“I don’t do cover-ups,” President Trump boasted in the Rose Garden on May 22 after House Speaker Nancy Pelosi asserted that Trump is guilty of cover-ups.
Who are you going to believe, the President or the House speaker?
Lies are cover-ups because they purposely hide the truth. Fact-checkers show Trump has lied or made false claims over 10,000 times since becoming president. Cheating on his wives is a cover-up; so is denying that he dictated a memo for Donald Jr. about the purpose of the Trump Tower meeting with Russians in June 2016. Cheating on his golf scores is a cover-up. Paying off a stripper and a Playboy bunny hush money is a cover-up. Withholding his tax returns from Congress, after having promised to release them after the presidential campaign, is a cover-up.
Telling the American people, as Trump has done repeatedly, that the Mueller Report shows “no collusion, no obstruction” is a blatant cover-up belied by the report itself. An example: Trump denies he told his White House attorney, Don McGahn, to fire Mueller, which McGahn wisely disobeyed because as an officer of the court he recognized he would be guilty of a crime were he to accede to the President’s wishes, and then ordering McGahn to write a memorandum claiming Trump was innocent of issuing such an illegal order, is another cover-up.
To assert that Trump is a liar and a thoroughly immoral and unethical person is simply descriptive.
But the lies greater than perhaps any that Trump himself has told are the lies that Trump supporters continue to tell themselves. Trump “tells it like it is,” Trump cares about forgotten Americans, Trump will make America great again, Trump is strong.
Trump is probably delusional, but his die-hard supporters are guilty of gross hypocrisy. His GOP base cheered during the Clinton presidential years (1993-2001) when over 1,000 subpoenas were issued by the GOP-controlled House to gather information to impeach Bill Clinton; yet they grumble today when the Democratic majority in the House issues any subpoena to gather information that may help build a case for impeaching Trump. Trump supporters cheered on House oversight in the Clinton years but today are mute whenever Trump orders his attorney general or former White House counsel or other minions to ignore lawful subpoenas.
Trump seems to think that oversight of the sort that Speaker Pelosi believes is squarely within the authority granted to Congress by the Constitution — an authority reaffirmed by the U.S. Supreme Court and rendered as statutory by legislation passed in 1946, 1970 and 1974 — is illegitimate whenever Democrats try to hold a Republican president accountable.
Former President Woodrow Wilson once wrote that “vigilant oversight” by Congress is “quite as important as legislation” precisely because our Constitution was written by men skeptical of the concentration of power in any one branch of government and because the American Revolution marked a massive popular rejection of the concentration of power in a king. Hence, we have checks and balances and the creation of three co-equal branches of government, each keeping a close eye on the work of the other branches. Each branch effectively has oversight over the others: pragmatic mistrust is institutionalized in our Constitution.

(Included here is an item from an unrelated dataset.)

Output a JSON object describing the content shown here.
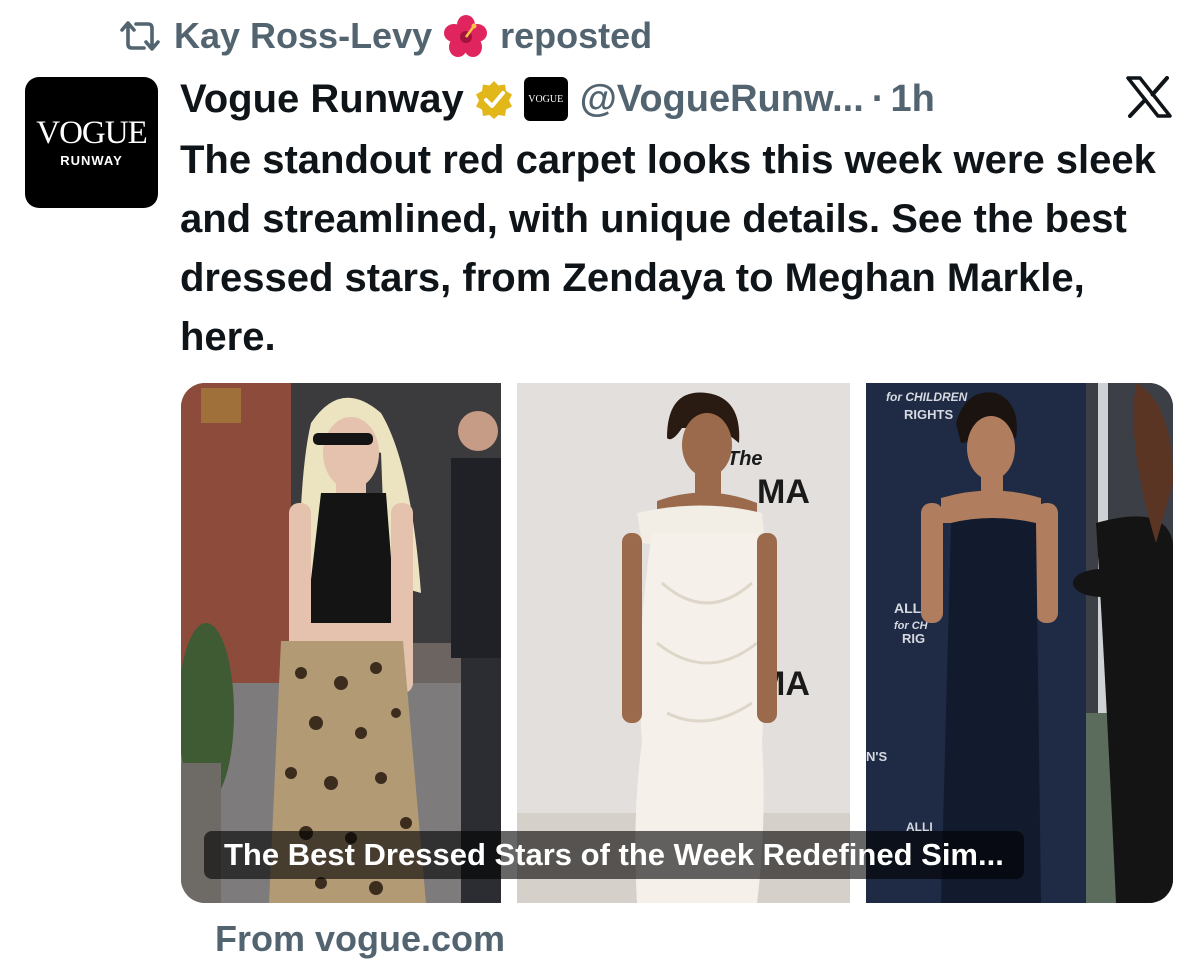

The Mueller Report concisely affirms this civics lesson: “The conclusion that Congress may apply the obstruction laws to the president’s corrupt exercise of the powers of his office accords with our constitutional system of checks and balances and the principle that no person is above the law.” (Vol. 2, page 8)

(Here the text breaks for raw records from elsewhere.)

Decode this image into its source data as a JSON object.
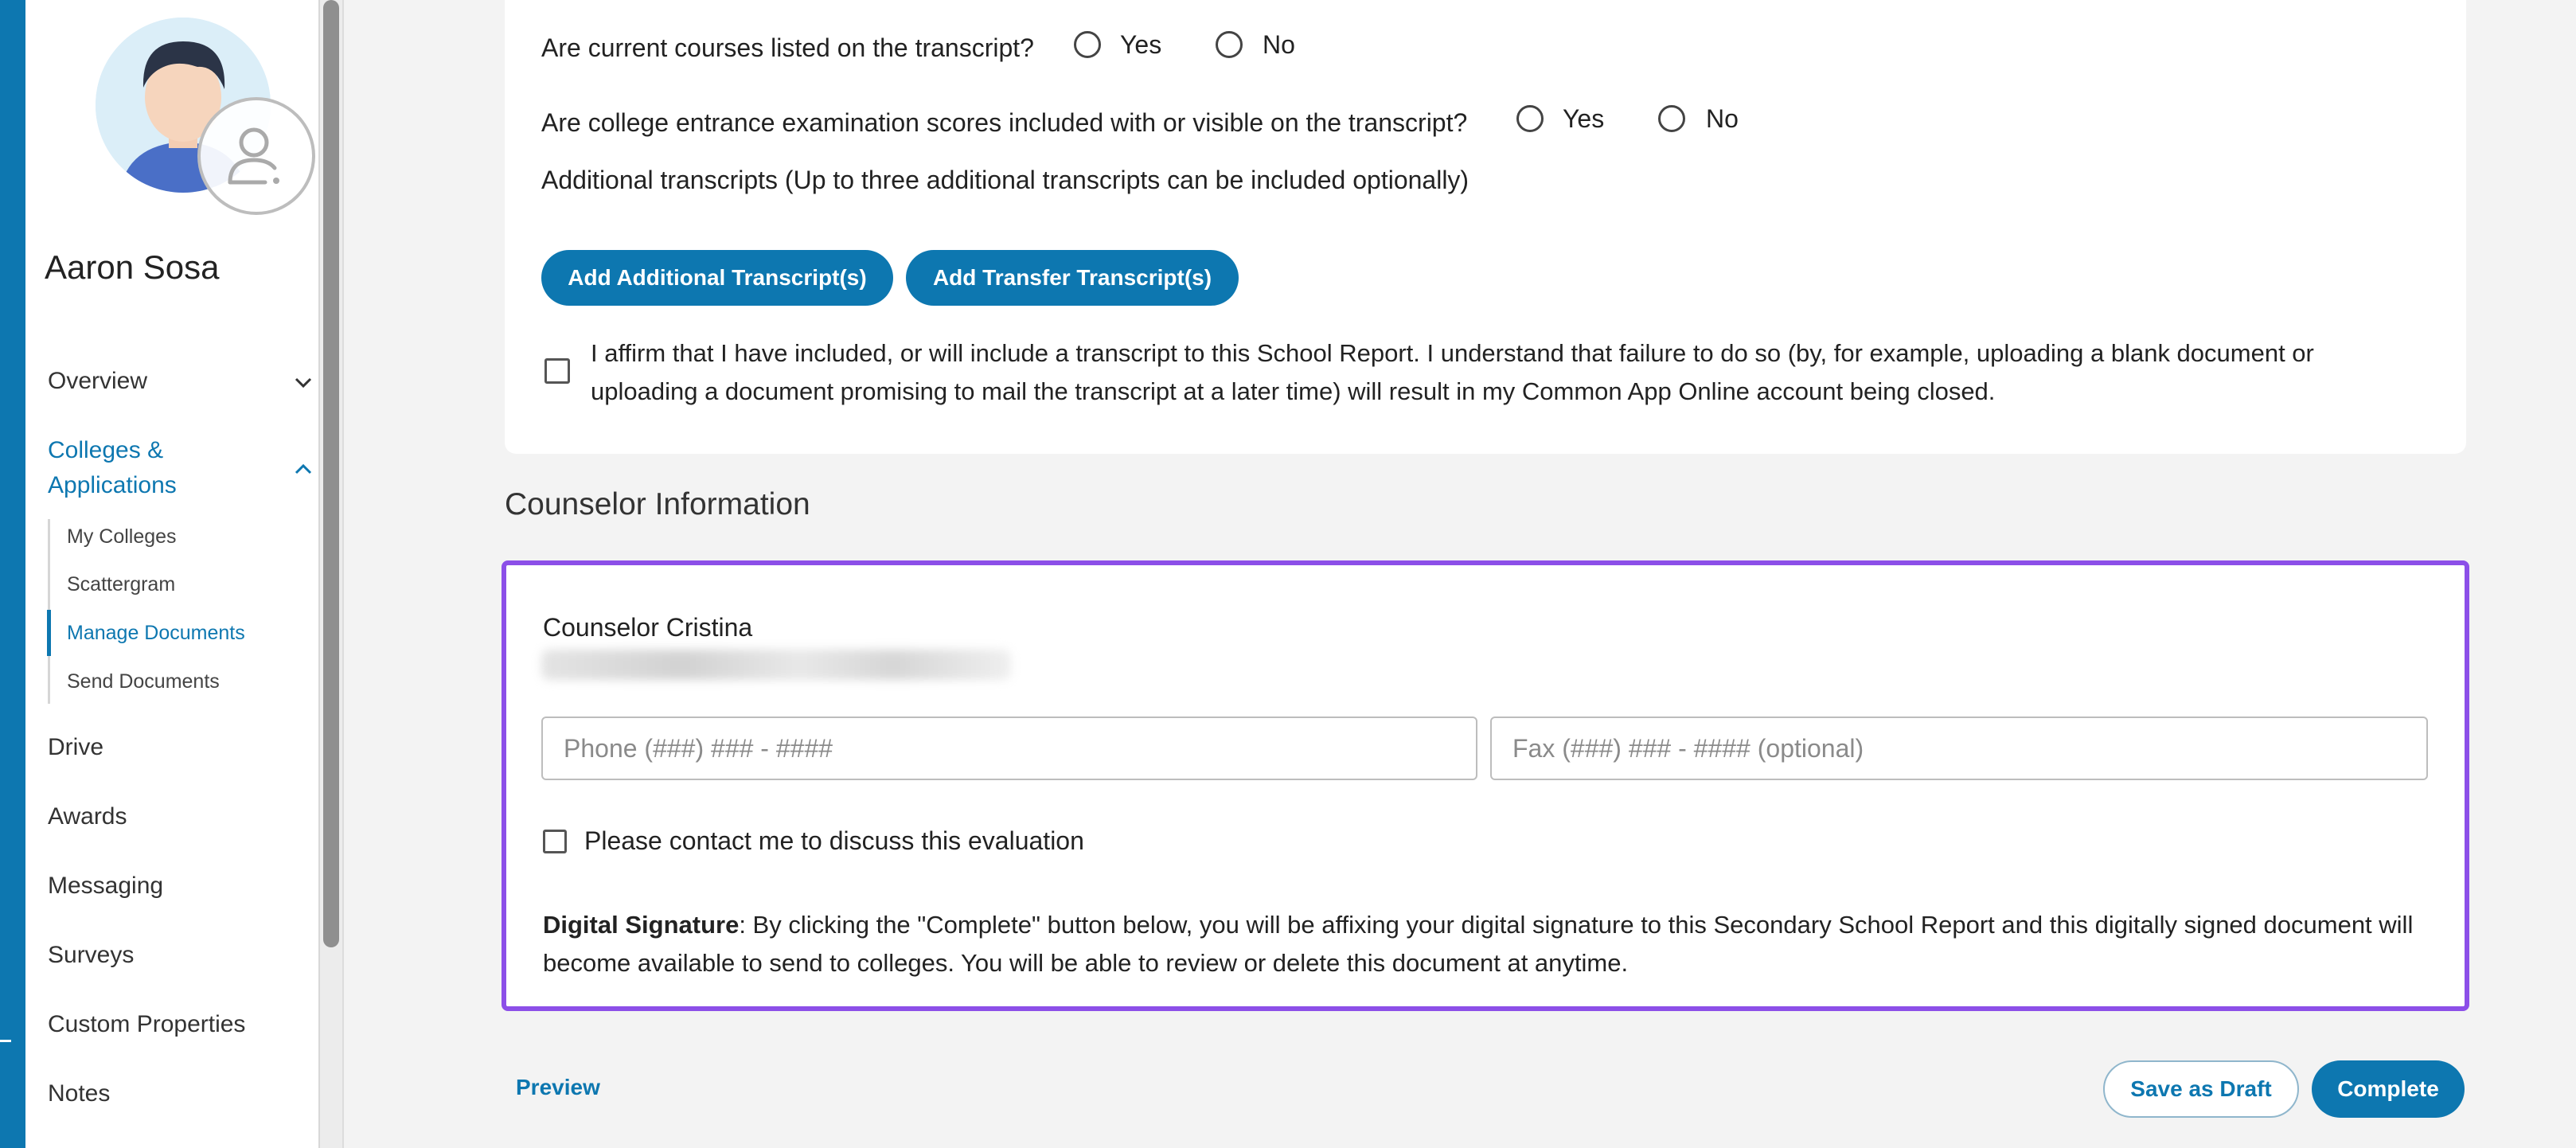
{
  "user": {
    "name": "Aaron Sosa"
  },
  "sidebar": {
    "overview": "Overview",
    "colleges": "Colleges & Applications",
    "sub_items": [
      "My Colleges",
      "Scattergram",
      "Manage Documents",
      "Send Documents"
    ],
    "items": [
      "Drive",
      "Awards",
      "Messaging",
      "Surveys",
      "Custom Properties",
      "Notes"
    ]
  },
  "transcript": {
    "q_current_courses": "Are current courses listed on the transcript?",
    "q_exam_scores": "Are college entrance examination scores included with or visible on the transcript?",
    "yes": "Yes",
    "no": "No",
    "additional_note": "Additional transcripts (Up to three additional transcripts can be included optionally)",
    "add_additional_btn": "Add Additional Transcript(s)",
    "add_transfer_btn": "Add Transfer Transcript(s)",
    "affirm_text": "I affirm that I have included, or will include a transcript to this School Report. I understand that failure to do so (by, for example, uploading a blank document or uploading a document promising to mail the transcript at a later time) will result in my Common App Online account being closed."
  },
  "counselor": {
    "section_title": "Counselor Information",
    "name": "Counselor Cristina",
    "phone_placeholder": "Phone (###) ### - ####",
    "fax_placeholder": "Fax (###) ### - #### (optional)",
    "contact_label": "Please contact me to discuss this evaluation",
    "signature_label": "Digital Signature",
    "signature_text": ": By clicking the \"Complete\" button below, you will be affixing your digital signature to this Secondary School Report and this digitally signed document will become available to send to colleges. You will be able to review or delete this document at anytime."
  },
  "footer": {
    "preview": "Preview",
    "save_draft": "Save as Draft",
    "complete": "Complete"
  },
  "colors": {
    "brand": "#0d77b0",
    "highlight": "#8c4fe8"
  }
}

Trump the real estate developer has often boasted how much he loves to go to court. Now that he, with the guidance of the ultra-conservative Federalist Society, has worked diligently to pack the federal courts with Trumpistas who yearn for a super-strong executive branch, congressional authority to issue subpoenas and contempt of Congress citations will be tested in the judicial branch of government. Let us hope that even Trump-appointed judges will follow the law and not the President-who-would-be-king.

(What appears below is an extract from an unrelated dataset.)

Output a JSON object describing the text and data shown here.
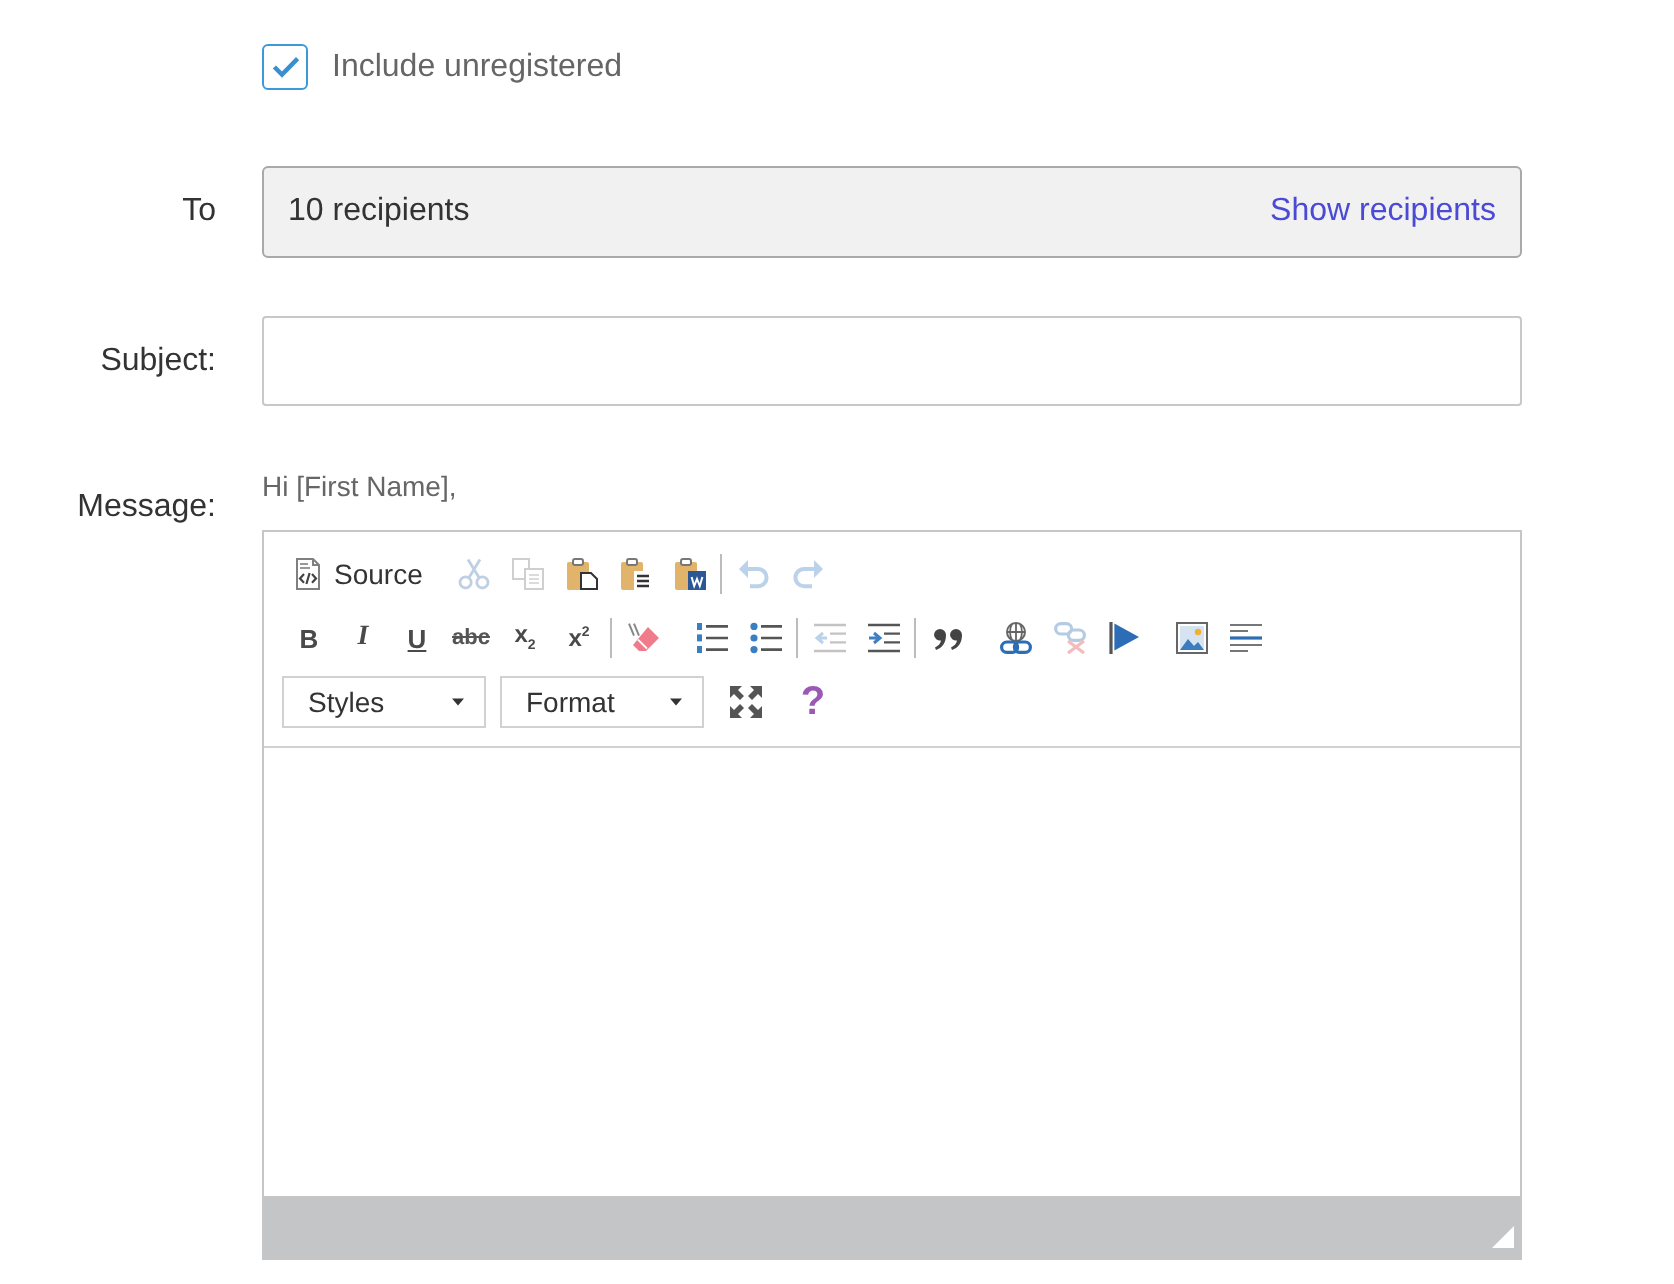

Roger Bowen is director of the Woodrow Wilson Visiting Fellows and a former professor of political science at Colby College. He lives in Prospect Harbor.